- **Excerpted records**:

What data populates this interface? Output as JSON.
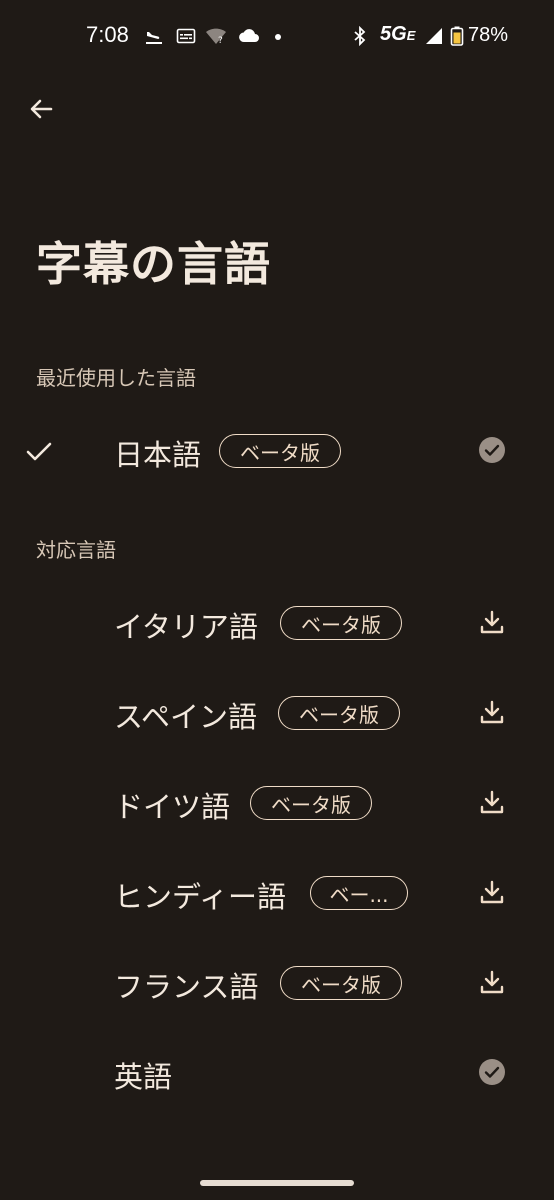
{
  "status_bar": {
    "time": "7:08",
    "network": "5G",
    "network_suffix": "E",
    "battery": "78%",
    "icons": [
      "airplane-landing-icon",
      "subtitles-icon",
      "wifi-unknown-icon",
      "cloud-icon",
      "dot-icon",
      "bluetooth-icon",
      "signal-icon",
      "battery-icon"
    ]
  },
  "header": {
    "back_icon": "arrow-back-icon",
    "title": "字幕の言語"
  },
  "sections": {
    "recent": {
      "label": "最近使用した言語",
      "items": [
        {
          "name": "日本語",
          "badge": "ベータ版",
          "selected": true,
          "status": "downloaded"
        }
      ]
    },
    "supported": {
      "label": "対応言語",
      "items": [
        {
          "name": "イタリア語",
          "badge": "ベータ版",
          "status": "download"
        },
        {
          "name": "スペイン語",
          "badge": "ベータ版",
          "status": "download"
        },
        {
          "name": "ドイツ語",
          "badge": "ベータ版",
          "status": "download"
        },
        {
          "name": "ヒンディー語",
          "badge": "ベー...",
          "status": "download"
        },
        {
          "name": "フランス語",
          "badge": "ベータ版",
          "status": "download"
        },
        {
          "name": "英語",
          "badge": "",
          "status": "downloaded"
        }
      ]
    }
  },
  "colors": {
    "background": "#1f1a16",
    "text": "#f3e9de",
    "badge_border": "#f0dcc7",
    "downloaded_icon": "#9a8f86"
  }
}
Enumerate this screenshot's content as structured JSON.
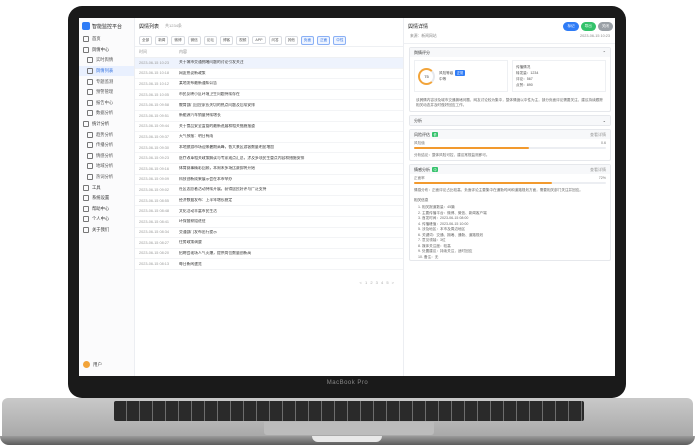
{
  "laptop": {
    "brand": "MacBook Pro"
  },
  "app": {
    "title": "智能监控平台",
    "nav": [
      {
        "label": "首页",
        "level": 0
      },
      {
        "label": "舆情中心",
        "level": 0
      },
      {
        "label": "实时舆情",
        "level": 1
      },
      {
        "label": "舆情列表",
        "level": 1,
        "active": true
      },
      {
        "label": "专题监测",
        "level": 1
      },
      {
        "label": "预警管理",
        "level": 1
      },
      {
        "label": "报告中心",
        "level": 1
      },
      {
        "label": "数据分析",
        "level": 1
      },
      {
        "label": "统计分析",
        "level": 0
      },
      {
        "label": "趋势分析",
        "level": 1
      },
      {
        "label": "传播分析",
        "level": 1
      },
      {
        "label": "情感分析",
        "level": 1
      },
      {
        "label": "地域分析",
        "level": 1
      },
      {
        "label": "热词分析",
        "level": 1
      },
      {
        "label": "工具",
        "level": 0
      },
      {
        "label": "系统设置",
        "level": 0
      },
      {
        "label": "帮助中心",
        "level": 0
      },
      {
        "label": "个人中心",
        "level": 0
      },
      {
        "label": "关于我们",
        "level": 0
      }
    ],
    "user": "用户"
  },
  "list": {
    "title": "舆情列表",
    "count": "共1234条",
    "filters": [
      "全部",
      "新闻",
      "微博",
      "微信",
      "论坛",
      "博客",
      "视频",
      "APP",
      "问答",
      "其他"
    ],
    "active_filters": [
      "负面",
      "正面",
      "中性"
    ],
    "columns": {
      "time": "时间",
      "content": "内容"
    },
    "rows": [
      {
        "time": "2023-06-15 10:23",
        "content": "关于城市交通拥堵问题的讨论引发关注"
      },
      {
        "time": "2023-06-15 10:18",
        "content": "网友热议新政策"
      },
      {
        "time": "2023-06-15 10:12",
        "content": "某地发布最新通知公告"
      },
      {
        "time": "2023-06-15 10:05",
        "content": "市民反映小区环境卫生问题持续存在"
      },
      {
        "time": "2023-06-15 09:58",
        "content": "教育部门回应家长关切的热点问题及后续安排"
      },
      {
        "time": "2023-06-15 09:51",
        "content": "新能源汽车销量持续增长"
      },
      {
        "time": "2023-06-15 09:44",
        "content": "关于食品安全监管的最新进展和相关措施报道"
      },
      {
        "time": "2023-06-15 09:37",
        "content": "天气预报：明日有雨"
      },
      {
        "time": "2023-06-15 09:30",
        "content": "本地旅游市场迎来暑期高峰，各大景区游客数量明显增加"
      },
      {
        "time": "2023-06-15 09:23",
        "content": "医疗改革相关政策解读与专家观点汇总，涉及多项民生重点内容和措施安排"
      },
      {
        "time": "2023-06-15 09:16",
        "content": "体育赛事精彩回顾，本周末多场比赛即将开始"
      },
      {
        "time": "2023-06-15 09:09",
        "content": "科技创新成果展示会在本市举办"
      },
      {
        "time": "2023-06-15 09:02",
        "content": "社区志愿者活动持续开展，获得居民好评与广泛支持"
      },
      {
        "time": "2023-06-15 08:55",
        "content": "经济数据发布：上半年增长稳定"
      },
      {
        "time": "2023-06-15 08:48",
        "content": "文化活动丰富市民生活"
      },
      {
        "time": "2023-06-15 08:41",
        "content": "环保督察组进驻"
      },
      {
        "time": "2023-06-15 08:34",
        "content": "交通部门发布出行提示"
      },
      {
        "time": "2023-06-15 08:27",
        "content": "住房政策调整"
      },
      {
        "time": "2023-06-15 08:20",
        "content": "招聘会现场人气火爆，提供岗位数量创新高"
      },
      {
        "time": "2023-06-15 08:13",
        "content": "每日新闻速览"
      }
    ],
    "pager": "< 1 2 3 4 5 >"
  },
  "detail": {
    "title": "舆情详情",
    "buttons": [
      {
        "label": "标记",
        "color": "#2f7cf6"
      },
      {
        "label": "导出",
        "color": "#34c26b"
      },
      {
        "label": "关闭",
        "color": "#9aa0a6"
      }
    ],
    "meta_left": "来源：新闻网站",
    "meta_right": "2023-06-15 10:23",
    "section_score": "舆情评分",
    "score_value": "75",
    "score_label_a": "风险等级",
    "score_label_b": "中等",
    "score_tag": "正常",
    "side_title": "传播情况",
    "side_lines": [
      "转发量：1234",
      "评论：567",
      "点赞：890"
    ],
    "summary": "该舆情内容涉及城市交通拥堵问题，网友讨论较为集中，整体情绪以中性为主，部分负面评论需要关注，建议持续跟踪相关动态并及时做好回应工作。",
    "section_analysis": "分析",
    "block1_title": "风险评估",
    "block1_tag": "低",
    "block1_right": "查看详情",
    "block1_bar_label": "风险值",
    "block1_bar_value": "0.6",
    "block1_fill": 0.6,
    "block1_note": "分析结论：整体风险可控，建议常规监测即可。",
    "block2_title": "情感分析",
    "block2_tag": "中",
    "block2_right": "查看详情",
    "block2_bar_label": "正面率",
    "block2_bar_value": "72%",
    "block2_fill": 0.72,
    "block2_note": "情感分布：正面评论占比较高，负面评论主要集中在通勤时间和道路规划方面，需要相关部门关注并回应。",
    "list_title": "相关信息",
    "list_lines": [
      "1. 相关报道数量：45篇",
      "2. 主要传播平台：微博、微信、新闻客户端",
      "3. 首发时间：2023-06-15 08:00",
      "4. 传播峰值：2023-06-15 10:00",
      "5. 涉及地区：本市及周边地区",
      "6. 关键词：交通、拥堵、通勤、道路规划",
      "7. 意见领袖：3位",
      "8. 媒体关注度：较高",
      "9. 处置建议：持续关注，适时回应",
      "10. 备注：无"
    ]
  }
}
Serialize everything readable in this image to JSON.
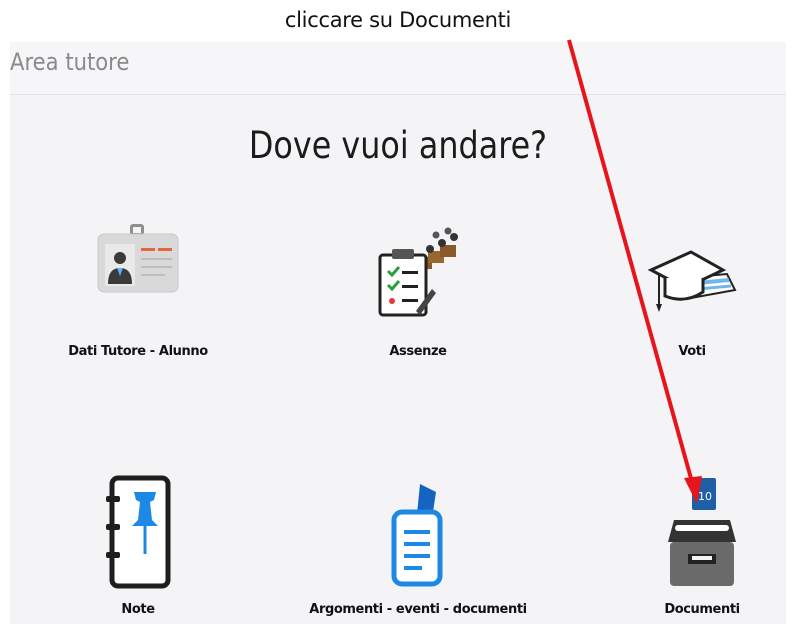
{
  "annotation": "cliccare su Documenti",
  "panel": {
    "title": "Area tutore",
    "question": "Dove vuoi andare?"
  },
  "tiles": [
    {
      "label": "Dati Tutore - Alunno",
      "icon": "id-card-icon"
    },
    {
      "label": "Assenze",
      "icon": "attendance-clipboard-icon"
    },
    {
      "label": "Voti",
      "icon": "graduation-cap-icon"
    },
    {
      "label": "Note",
      "icon": "notebook-pin-icon"
    },
    {
      "label": "Argomenti - eventi - documenti",
      "icon": "documents-bookmark-icon"
    },
    {
      "label": "Documenti",
      "icon": "document-tray-icon"
    }
  ],
  "colors": {
    "arrow": "#e8141b",
    "pin_blue": "#1e88e5",
    "panel_bg": "#f4f4f7"
  }
}
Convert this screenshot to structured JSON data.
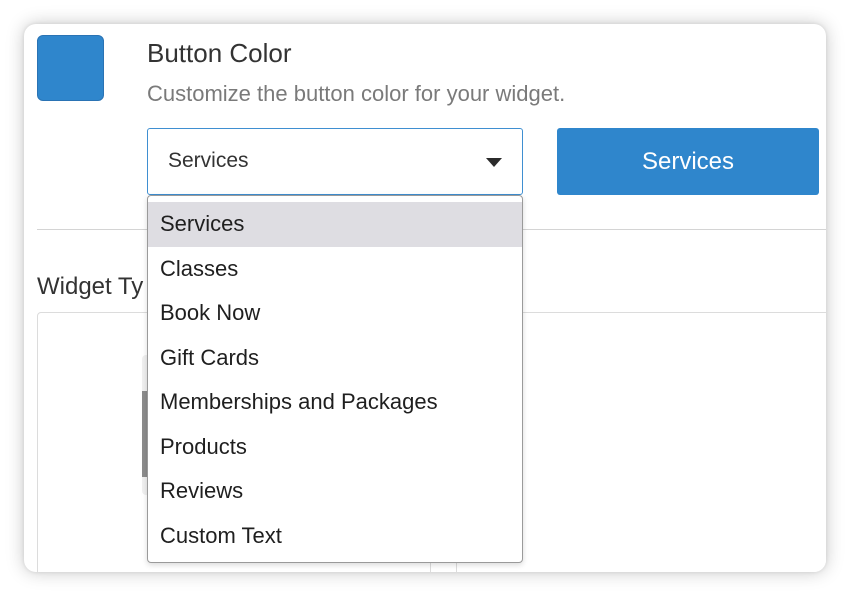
{
  "colors": {
    "brand": "#2f86cc",
    "swatch": "#2f86cc",
    "selected_option_bg": "#dedde2"
  },
  "button_color": {
    "title": "Button Color",
    "subtitle": "Customize the button color for your widget.",
    "select_value": "Services",
    "preview_button_label": "Services"
  },
  "widget_type": {
    "heading": "Widget Ty"
  },
  "dropdown": {
    "options": [
      {
        "label": "Services",
        "selected": true
      },
      {
        "label": "Classes",
        "selected": false
      },
      {
        "label": "Book Now",
        "selected": false
      },
      {
        "label": "Gift Cards",
        "selected": false
      },
      {
        "label": "Memberships and Packages",
        "selected": false
      },
      {
        "label": "Products",
        "selected": false
      },
      {
        "label": "Reviews",
        "selected": false
      },
      {
        "label": "Custom Text",
        "selected": false
      }
    ]
  }
}
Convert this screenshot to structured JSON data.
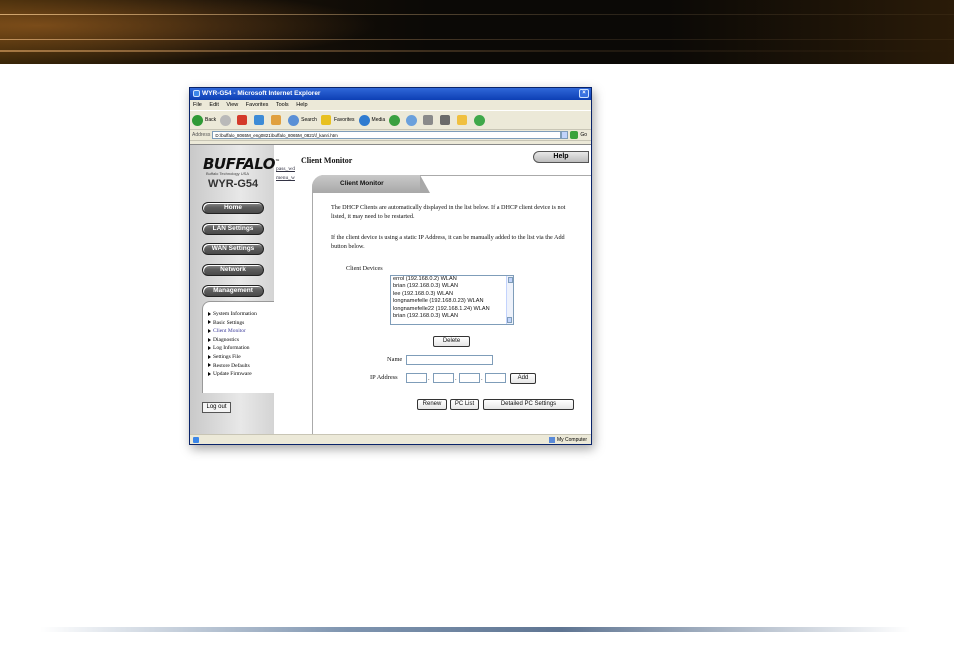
{
  "browser": {
    "title": "WYR-G54 - Microsoft Internet Explorer",
    "menu": [
      "File",
      "Edit",
      "View",
      "Favorites",
      "Tools",
      "Help"
    ],
    "toolbar": {
      "back": "Back",
      "search": "Search",
      "favorites": "Favorites",
      "media": "Media"
    },
    "address_label": "Address",
    "address": "D:\\buffalo_8065M_eng0821\\buffalo_8065M_0821\\f_kanri.htm",
    "go": "Go",
    "status_zone": "My Computer"
  },
  "sidebar": {
    "logo": "BUFFALO",
    "logo_sub": "Buffalo Technology USA",
    "model": "WYR-G54",
    "nav": [
      "Home",
      "LAN Settings",
      "WAN Settings",
      "Network",
      "Management"
    ],
    "submenu": [
      {
        "label": "System Information",
        "active": false
      },
      {
        "label": "Basic Settings",
        "active": false
      },
      {
        "label": "Client Monitor",
        "active": true
      },
      {
        "label": "Diagnostics",
        "active": false
      },
      {
        "label": "Log Information",
        "active": false
      },
      {
        "label": "Settings File",
        "active": false
      },
      {
        "label": "Restore Defaults",
        "active": false
      },
      {
        "label": "Update Firmware",
        "active": false
      }
    ],
    "logout": "Log out"
  },
  "links": [
    "pass_wd",
    "menu_w"
  ],
  "page": {
    "title": "Client Monitor",
    "help": "Help",
    "tab": "Client Monitor",
    "para1": "The DHCP Clients are automatically displayed in the list below. If a DHCP client device is not listed, it may need to be restarted.",
    "para2": "If the client device is using a static IP Address, it can be manually added to the list via the Add button below.",
    "client_devices_label": "Client Devices",
    "clients": [
      "errol (192.168.0.2) WLAN",
      "brian (192.168.0.3) WLAN",
      "lee (192.168.0.3) WLAN",
      "longnamefelle (192.168.0.23) WLAN",
      "longnamefelle22 (192.168.1.24) WLAN",
      "brian (192.168.0.3) WLAN"
    ],
    "delete": "Delete",
    "name_label": "Name",
    "ip_label": "IP Address",
    "add": "Add",
    "renew": "Renew",
    "pc_list": "PC List",
    "detailed": "Detailed PC Settings"
  }
}
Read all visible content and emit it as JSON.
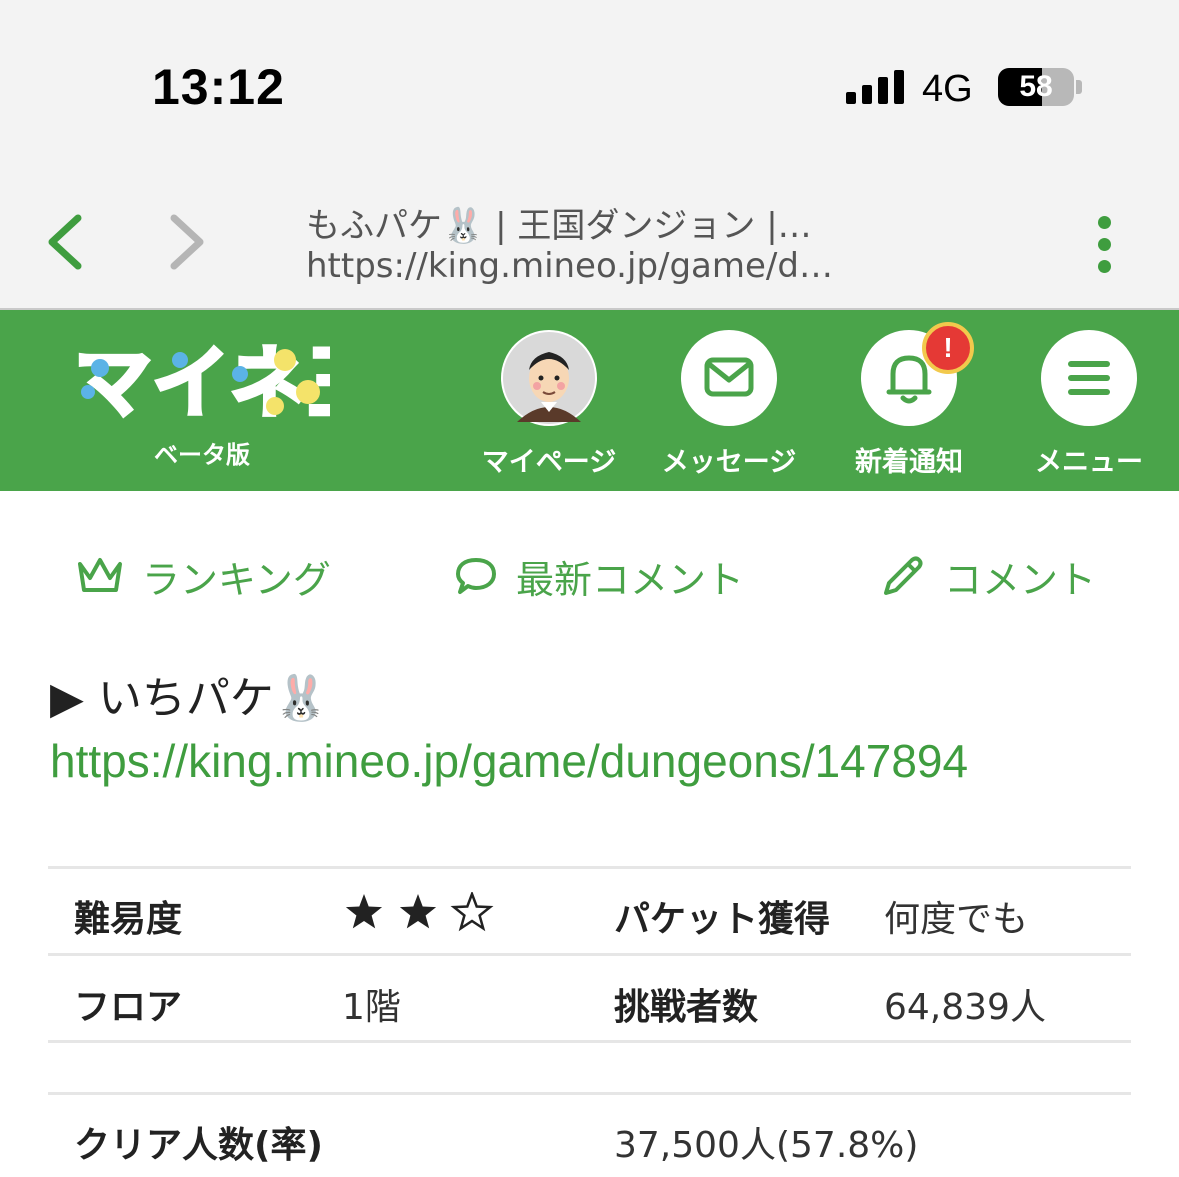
{
  "status_bar": {
    "time": "13:12",
    "network": "4G",
    "battery_percent": "58",
    "battery_level": 0.58
  },
  "browser": {
    "title": "もふパケ🐰 | 王国ダンジョン |…",
    "url": "https://king.mineo.jp/game/d…"
  },
  "header": {
    "logo_text": "マイネ王",
    "beta_label": "ベータ版",
    "notification_badge": "!",
    "nav": [
      {
        "label": "マイページ",
        "icon": "avatar"
      },
      {
        "label": "メッセージ",
        "icon": "mail-icon"
      },
      {
        "label": "新着通知",
        "icon": "bell-icon"
      },
      {
        "label": "メニュー",
        "icon": "hamburger-icon"
      }
    ]
  },
  "actions": {
    "ranking": "ランキング",
    "latest_comments": "最新コメント",
    "comment": "コメント"
  },
  "dungeon": {
    "heading": "▶ いちパケ🐰",
    "link": "https://king.mineo.jp/game/dungeons/147894"
  },
  "table": {
    "difficulty_label": "難易度",
    "difficulty_stars": 2,
    "difficulty_max": 3,
    "packet_label": "パケット獲得",
    "packet_value": "何度でも",
    "floor_label": "フロア",
    "floor_value": "1階",
    "challengers_label": "挑戦者数",
    "challengers_value": "64,839人",
    "clear_label": "クリア人数(率)",
    "clear_value": "37,500人(57.8%)"
  },
  "colors": {
    "brand_green": "#4aa44a",
    "link_green": "#3f9d3f",
    "badge_red": "#e53935"
  }
}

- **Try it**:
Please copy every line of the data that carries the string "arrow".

- **Task output**:
    "back_icon": "arrow-back-icon",
    "arrow": "#e8141b",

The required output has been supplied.